I’d be quite interested in testing this out. We’ve got a service we’re exposing over TCP directly for which it is quite important to have the actual remote IP.

@thomas following up on this – should binding TCP on fly-global-services just work for this, or is there something on your end that would need to be set up?

It won’t just work; the API for doing direct TCP routed around our proxy isn’t current exposed. But, if it were enabled, yes, that’s how it’d work for you: your container would just bind to the global service address.

Before we go down the road of lighting up that feature: the problem you’re talking about is why we have the proxy_proto handler — it forwards connections wrapped in haproxy’s proxy protocol, which there’s a bunch of libraries for. This is a much cleaner solution to the source address problem than the cut-through connections are; does that work for you?

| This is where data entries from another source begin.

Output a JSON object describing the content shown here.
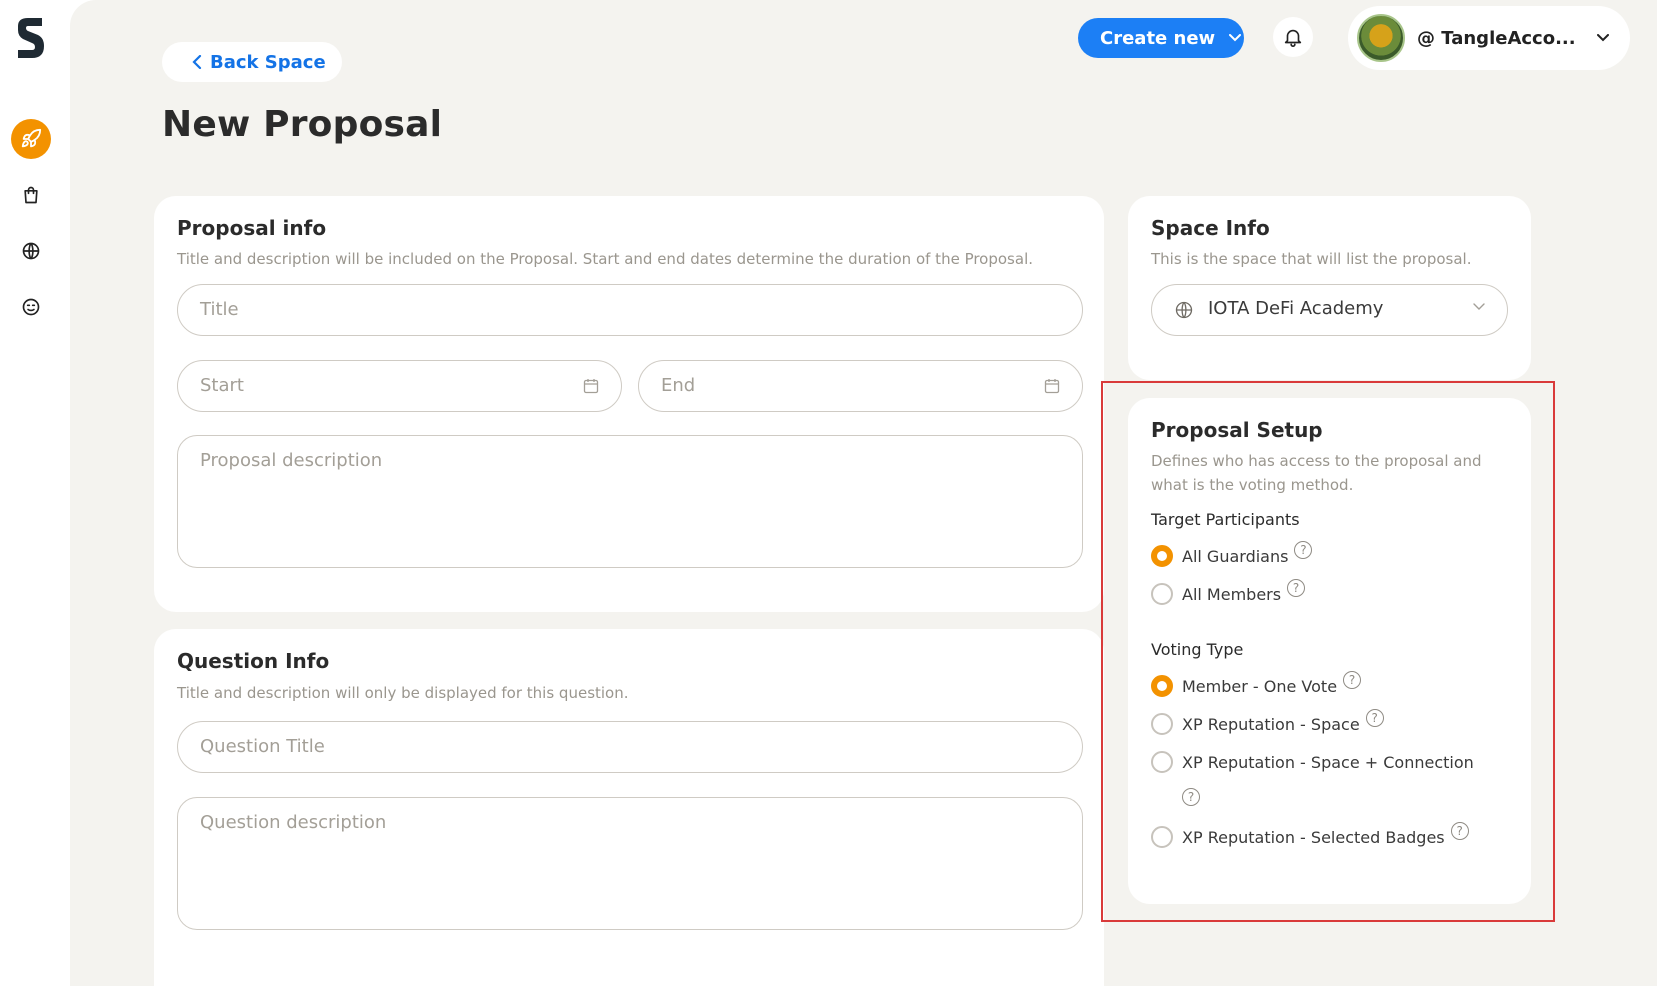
{
  "sidebar": {
    "logo_icon": "soonaverse-s-logo",
    "items": [
      {
        "icon": "rocket-icon",
        "active": true
      },
      {
        "icon": "shopping-bag-icon",
        "active": false
      },
      {
        "icon": "globe-icon",
        "active": false
      },
      {
        "icon": "smiley-icon",
        "active": false
      }
    ],
    "accent": "#f39200"
  },
  "header": {
    "back_label": "Back Space",
    "create_label": "Create new",
    "username": "@ TangleAcco..."
  },
  "page": {
    "title": "New Proposal"
  },
  "proposal_info": {
    "title": "Proposal info",
    "subtitle": "Title and description will be included on the Proposal. Start and end dates determine the duration of the Proposal.",
    "title_placeholder": "Title",
    "start_placeholder": "Start",
    "end_placeholder": "End",
    "description_placeholder": "Proposal description"
  },
  "question_info": {
    "title": "Question Info",
    "subtitle": "Title and description will only be displayed for this question.",
    "title_placeholder": "Question Title",
    "description_placeholder": "Question description"
  },
  "space_info": {
    "title": "Space Info",
    "subtitle": "This is the space that will list the proposal.",
    "selected_space": "IOTA DeFi Academy"
  },
  "proposal_setup": {
    "title": "Proposal Setup",
    "subtitle_line1": "Defines who has access to the proposal and",
    "subtitle_line2": "what is the voting method.",
    "target_label": "Target Participants",
    "target_options": [
      {
        "label": "All Guardians",
        "selected": true
      },
      {
        "label": "All Members",
        "selected": false
      }
    ],
    "voting_label": "Voting Type",
    "voting_options": [
      {
        "label": "Member - One Vote",
        "selected": true
      },
      {
        "label": "XP Reputation - Space",
        "selected": false
      },
      {
        "label": "XP Reputation - Space + Connection",
        "selected": false
      },
      {
        "label": "XP Reputation - Selected Badges",
        "selected": false
      }
    ],
    "help_glyph": "?"
  },
  "colors": {
    "brand_blue": "#1c7ff5",
    "link_blue": "#1473e6",
    "radio_selected": "#f39200",
    "highlight_box": "#d93a3a",
    "page_bg": "#f4f3ef"
  }
}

The major win for cut-through TCP is for connections that need to never break — long-run video feeds are the big one. The problem is that every once in a blue moon we’ll roll one of our fly-proxies to a newer version and it’ll break some connections — that, too, is a problem we’re working on fixing, and we’ll probably resolve that before we surface TCP cut-through.

We can talk through doing TCP cut-through if you still think it’s important! I’m OK (happy, actually) to do something experimental to test through the feature with someone else’s traffic. But that’s what we’d be doing. :slight_smile:

Oh that will totally work. I think when I read through proxy_proto earlier I saw haproxy, my eyes glazed over, and then I assumed it’d only work for http and similar protocols rather than being a relatively generic solution.

Thanks!

I wrote this BPF TCP feature a year ago and have successfully spent a year fending off any attempts by our users to actually use it. :wink: